[Provided entries]:
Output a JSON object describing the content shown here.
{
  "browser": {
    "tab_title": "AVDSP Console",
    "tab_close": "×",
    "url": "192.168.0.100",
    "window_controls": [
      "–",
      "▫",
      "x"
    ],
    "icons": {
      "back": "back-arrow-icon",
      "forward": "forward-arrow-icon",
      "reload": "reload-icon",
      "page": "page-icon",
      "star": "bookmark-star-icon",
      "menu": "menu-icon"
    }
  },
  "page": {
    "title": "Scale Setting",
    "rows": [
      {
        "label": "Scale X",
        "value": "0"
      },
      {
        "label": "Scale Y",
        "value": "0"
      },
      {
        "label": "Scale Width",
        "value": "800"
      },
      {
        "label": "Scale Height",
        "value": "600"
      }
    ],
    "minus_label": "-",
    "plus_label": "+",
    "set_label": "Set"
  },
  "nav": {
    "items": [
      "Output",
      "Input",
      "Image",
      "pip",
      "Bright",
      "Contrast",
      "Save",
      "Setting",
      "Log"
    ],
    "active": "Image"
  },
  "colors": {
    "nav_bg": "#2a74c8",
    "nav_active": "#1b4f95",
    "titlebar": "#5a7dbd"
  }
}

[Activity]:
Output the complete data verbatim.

[Output]:
Output a JSON object describing the content shown here.
{
  "browser": {
    "tab_title": "AVDSP Console",
    "tab_close": "×",
    "url": "192.168.0.100",
    "window_controls": [
      "–",
      "▫",
      "x"
    ],
    "icons": {
      "back": "back-arrow-icon",
      "forward": "forward-arrow-icon",
      "reload": "reload-icon",
      "page": "page-icon",
      "star": "bookmark-star-icon",
      "menu": "menu-icon"
    }
  },
  "page": {
    "title": "Scale Setting",
    "rows": [
      {
        "label": "Scale X",
        "value": "0"
      },
      {
        "label": "Scale Y",
        "value": "0"
      },
      {
        "label": "Scale Width",
        "value": "800"
      },
      {
        "label": "Scale Height",
        "value": "600"
      }
    ],
    "minus_label": "-",
    "plus_label": "+",
    "set_label": "Set"
  },
  "nav": {
    "items": [
      "Output",
      "Input",
      "Image",
      "pip",
      "Bright",
      "Contrast",
      "Save",
      "Setting",
      "Log"
    ],
    "active": "Image"
  },
  "colors": {
    "nav_bg": "#2a74c8",
    "nav_active": "#1b4f95",
    "titlebar": "#5a7dbd"
  }
}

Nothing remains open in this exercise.